• The problem:
What is needed here is each entry reproduced exactly, without its pictures.

Dataset rows describing interfaces:
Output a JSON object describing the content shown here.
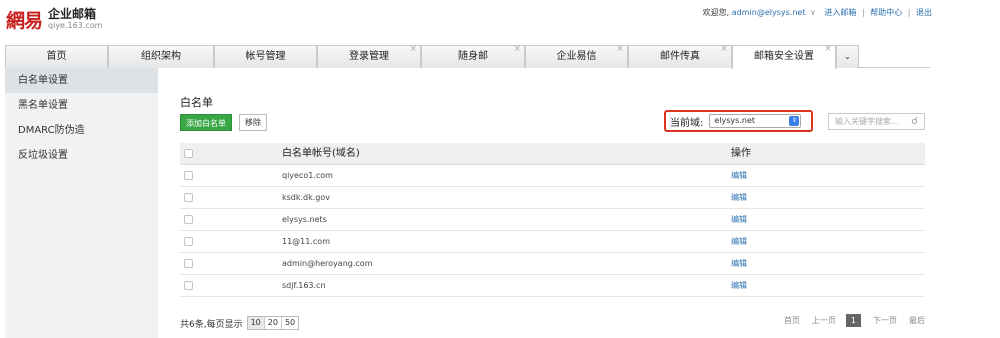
{
  "header": {
    "logo_mark": "網易",
    "logo_title": "企业邮箱",
    "logo_sub": "qiye.163.com",
    "welcome": "欢迎您,",
    "user": "admin@elysys.net",
    "user_dropdown": "∨",
    "enter_mail": "进入邮箱",
    "help": "帮助中心",
    "logout": "退出",
    "sep": "|"
  },
  "tabs": [
    {
      "label": "首页",
      "closable": false,
      "active": false
    },
    {
      "label": "组织架构",
      "closable": false,
      "active": false
    },
    {
      "label": "帐号管理",
      "closable": false,
      "active": false
    },
    {
      "label": "登录管理",
      "closable": true,
      "active": false
    },
    {
      "label": "随身邮",
      "closable": true,
      "active": false
    },
    {
      "label": "企业易信",
      "closable": true,
      "active": false
    },
    {
      "label": "邮件传真",
      "closable": true,
      "active": false
    },
    {
      "label": "邮箱安全设置",
      "closable": true,
      "active": true
    }
  ],
  "tab_close": "×",
  "tab_more": "⌄",
  "sidebar": {
    "items": [
      {
        "label": "白名单设置",
        "active": true
      },
      {
        "label": "黑名单设置",
        "active": false
      },
      {
        "label": "DMARC防伪造",
        "active": false
      },
      {
        "label": "反垃圾设置",
        "active": false
      }
    ]
  },
  "main": {
    "title": "白名单",
    "add_button": "添加白名单",
    "remove_button": "移除",
    "domain_label": "当前域:",
    "domain_value": "elysys.net",
    "search_placeholder": "输入关键字搜索...",
    "columns": {
      "account": "白名单帐号(域名)",
      "op": "操作"
    },
    "rows": [
      {
        "account": "qiyeco1.com",
        "op": "编辑"
      },
      {
        "account": "ksdk.dk.gov",
        "op": "编辑"
      },
      {
        "account": "elysys.nets",
        "op": "编辑"
      },
      {
        "account": "11@11.com",
        "op": "编辑"
      },
      {
        "account": "admin@heroyang.com",
        "op": "编辑"
      },
      {
        "account": "sdjf.163.cn",
        "op": "编辑"
      }
    ],
    "footer": {
      "total": "共6条,每页显示",
      "page_sizes": [
        "10",
        "20",
        "50"
      ],
      "selected_size": "10"
    },
    "pager": {
      "first": "首页",
      "prev": "上一页",
      "current": "1",
      "next": "下一页",
      "last": "最后"
    }
  },
  "colors": {
    "brand_red": "#c8201f",
    "add_green": "#3aa745",
    "highlight_border": "#e0331f",
    "link_blue": "#2a6fb0"
  }
}
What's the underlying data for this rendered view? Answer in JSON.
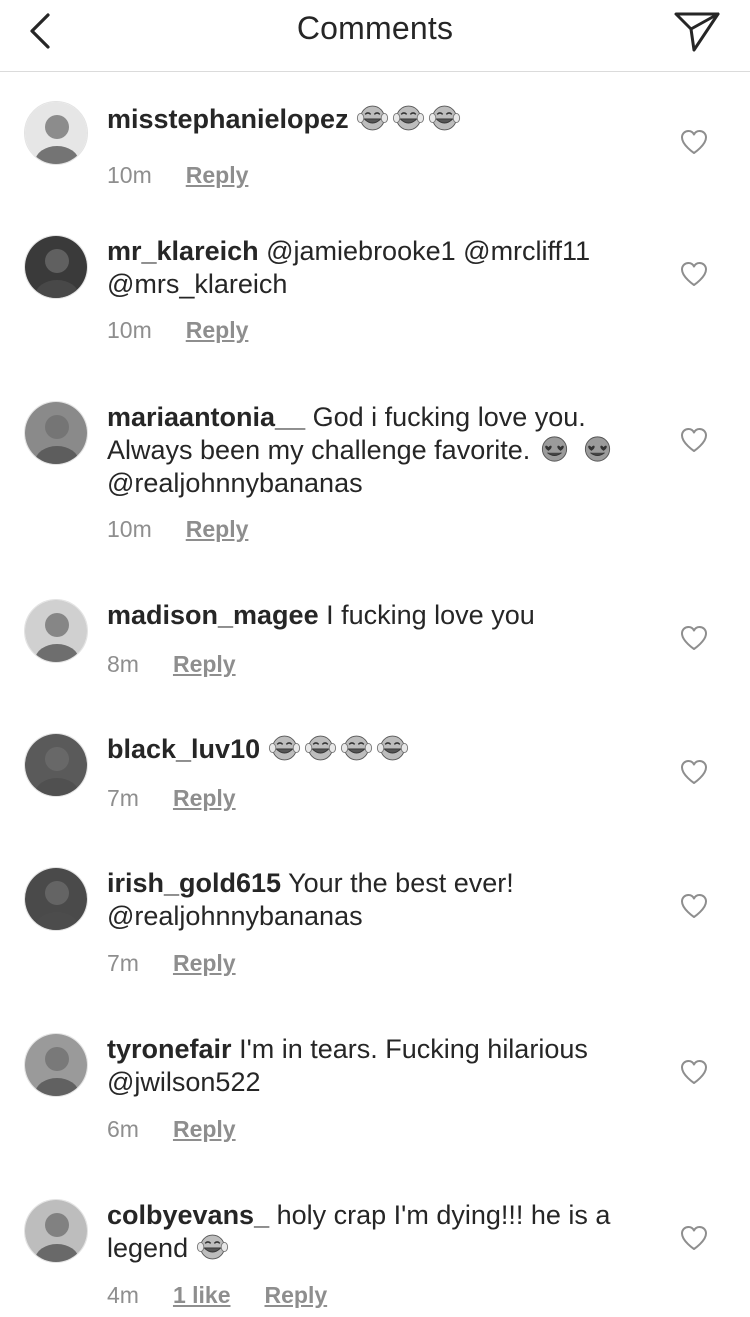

• Exercise answer:
Output a JSON object describing the content shown here.
{
  "header": {
    "logo_mark": "網易",
    "logo_title": "企业邮箱",
    "logo_sub": "qiye.163.com",
    "welcome": "欢迎您,",
    "user": "admin@elysys.net",
    "user_dropdown": "∨",
    "enter_mail": "进入邮箱",
    "help": "帮助中心",
    "logout": "退出",
    "sep": "|"
  },
  "tabs": [
    {
      "label": "首页",
      "closable": false,
      "active": false
    },
    {
      "label": "组织架构",
      "closable": false,
      "active": false
    },
    {
      "label": "帐号管理",
      "closable": false,
      "active": false
    },
    {
      "label": "登录管理",
      "closable": true,
      "active": false
    },
    {
      "label": "随身邮",
      "closable": true,
      "active": false
    },
    {
      "label": "企业易信",
      "closable": true,
      "active": false
    },
    {
      "label": "邮件传真",
      "closable": true,
      "active": false
    },
    {
      "label": "邮箱安全设置",
      "closable": true,
      "active": true
    }
  ],
  "tab_close": "×",
  "tab_more": "⌄",
  "sidebar": {
    "items": [
      {
        "label": "白名单设置",
        "active": true
      },
      {
        "label": "黑名单设置",
        "active": false
      },
      {
        "label": "DMARC防伪造",
        "active": false
      },
      {
        "label": "反垃圾设置",
        "active": false
      }
    ]
  },
  "main": {
    "title": "白名单",
    "add_button": "添加白名单",
    "remove_button": "移除",
    "domain_label": "当前域:",
    "domain_value": "elysys.net",
    "search_placeholder": "输入关键字搜索...",
    "columns": {
      "account": "白名单帐号(域名)",
      "op": "操作"
    },
    "rows": [
      {
        "account": "qiyeco1.com",
        "op": "编辑"
      },
      {
        "account": "ksdk.dk.gov",
        "op": "编辑"
      },
      {
        "account": "elysys.nets",
        "op": "编辑"
      },
      {
        "account": "11@11.com",
        "op": "编辑"
      },
      {
        "account": "admin@heroyang.com",
        "op": "编辑"
      },
      {
        "account": "sdjf.163.cn",
        "op": "编辑"
      }
    ],
    "footer": {
      "total": "共6条,每页显示",
      "page_sizes": [
        "10",
        "20",
        "50"
      ],
      "selected_size": "10"
    },
    "pager": {
      "first": "首页",
      "prev": "上一页",
      "current": "1",
      "next": "下一页",
      "last": "最后"
    }
  },
  "colors": {
    "brand_red": "#c8201f",
    "add_green": "#3aa745",
    "highlight_border": "#e0331f",
    "link_blue": "#2a6fb0"
  }
}
What's the underlying data for this rendered view? Answer in JSON.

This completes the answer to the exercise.